Me: Is this messiness inevitable, and typical of writers, or am I completely abnormal? Me in response: I reckon it’s a version of normal. But readers will decide for themselves.
In the end, I still don’t have the faintest idea how writing works, even after this mind-excursion into my own foibles. I can’t deny a possibility that this entire essay is an exercise in futility and few will even read it, understand it, or care. But if readers reflect on it and think that writing is largely impossible and yet completely commonplace, then we are one on this. A completely everyday mystery which prevails is how each word and phrase comes to the page. I can lay down no principles, policy, prescription, or words of wisdom by which to guide anyone else’s writing. But in this, I’m not alone. The brilliant playwright and novelist W. Somerset Maugham (1874-1965) once opined: “There are three rules for writing … Unfortunately, no one knows what they are.”
Except I do have one piece of sage advice, from another of my heroes. Sylvia Plath (1932-1963), the American poet, argued against any lack of confidence: “And by the way, everything in life is writable about if you have the outgoing guts to do it, and the imagination to improvise”, she said. And immediately after this she concluded: “The worst enemy to creativity is self-doubt.”
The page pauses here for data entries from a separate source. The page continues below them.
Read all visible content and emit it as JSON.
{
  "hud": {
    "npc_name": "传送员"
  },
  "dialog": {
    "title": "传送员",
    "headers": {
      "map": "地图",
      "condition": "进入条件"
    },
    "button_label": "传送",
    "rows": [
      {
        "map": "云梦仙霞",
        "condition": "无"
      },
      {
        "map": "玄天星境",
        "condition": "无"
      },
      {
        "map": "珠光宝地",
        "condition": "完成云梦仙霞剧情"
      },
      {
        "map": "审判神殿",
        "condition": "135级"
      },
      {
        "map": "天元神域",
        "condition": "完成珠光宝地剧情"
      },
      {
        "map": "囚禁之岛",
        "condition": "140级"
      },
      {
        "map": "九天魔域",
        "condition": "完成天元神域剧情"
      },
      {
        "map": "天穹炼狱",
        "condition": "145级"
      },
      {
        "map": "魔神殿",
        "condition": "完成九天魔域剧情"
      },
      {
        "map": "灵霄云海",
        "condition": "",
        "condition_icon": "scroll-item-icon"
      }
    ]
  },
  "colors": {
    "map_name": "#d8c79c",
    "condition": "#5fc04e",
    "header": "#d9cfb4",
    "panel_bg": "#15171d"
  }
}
Eagleman, David (2011). Incognito: The Secret Lives of the Brain. New York: Random House.
Forster, Edward M (1927). Aspects of the Novel. New York: Rosetta Books.
Manjoo, Farhad. (2013). You Won’t Finish This Article: Why people online don’t read to the end. Slate, June 6: https://slate.com/technology/2013/06/how-people-read-online-why-you-wont-finish-this-article.html.